▸ **Task item**: List all the lines in these records that hold "icon".

▸ **Data about app and page elements**:
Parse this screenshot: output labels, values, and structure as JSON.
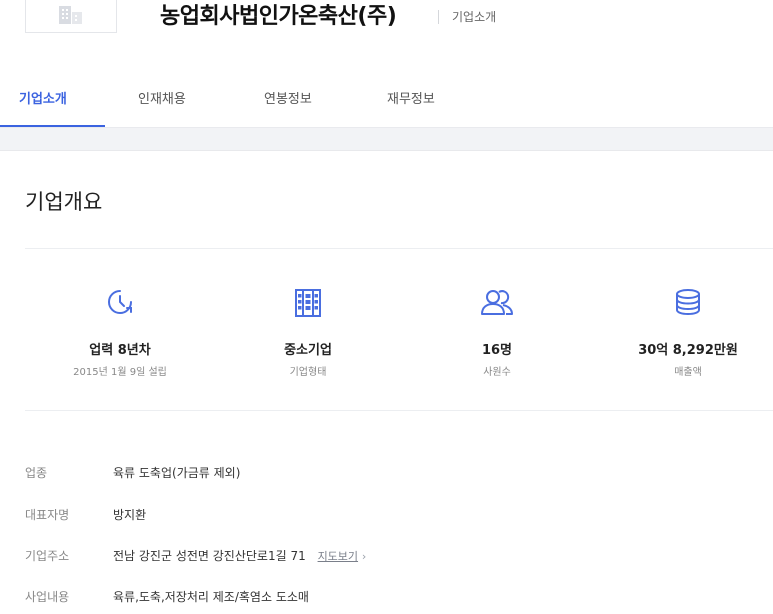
{
  "header": {
    "company_name": "농업회사법인가온축산(주)",
    "subtitle": "기업소개"
  },
  "tabs": [
    {
      "label": "기업소개",
      "active": true
    },
    {
      "label": "인재채용",
      "active": false
    },
    {
      "label": "연봉정보",
      "active": false
    },
    {
      "label": "재무정보",
      "active": false
    }
  ],
  "overview": {
    "title": "기업개요",
    "stats": [
      {
        "icon": "clock-icon",
        "value": "업력 8년차",
        "label": "2015년 1월 9일 설립"
      },
      {
        "icon": "building-icon",
        "value": "중소기업",
        "label": "기업형태"
      },
      {
        "icon": "people-icon",
        "value": "16명",
        "label": "사원수"
      },
      {
        "icon": "coins-icon",
        "value": "30억 8,292만원",
        "label": "매출액"
      }
    ]
  },
  "details": [
    {
      "key": "업종",
      "value": "육류 도축업(가금류 제외)"
    },
    {
      "key": "대표자명",
      "value": "방지환"
    },
    {
      "key": "기업주소",
      "value": "전남 강진군 성전면 강진산단로1길 71",
      "link": "지도보기",
      "link_arrow": "›"
    },
    {
      "key": "사업내용",
      "value": "육류,도축,저장처리 제조/혹염소 도소매"
    }
  ],
  "colors": {
    "accent": "#3b63e0",
    "icon": "#4a6ee0",
    "band": "#f2f3f6"
  }
}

▸ **Response to the exercise**:
        "icon": "clock-icon",
        "icon": "building-icon",
        "icon": "people-icon",
        "icon": "coins-icon",
    "icon": "#4a6ee0",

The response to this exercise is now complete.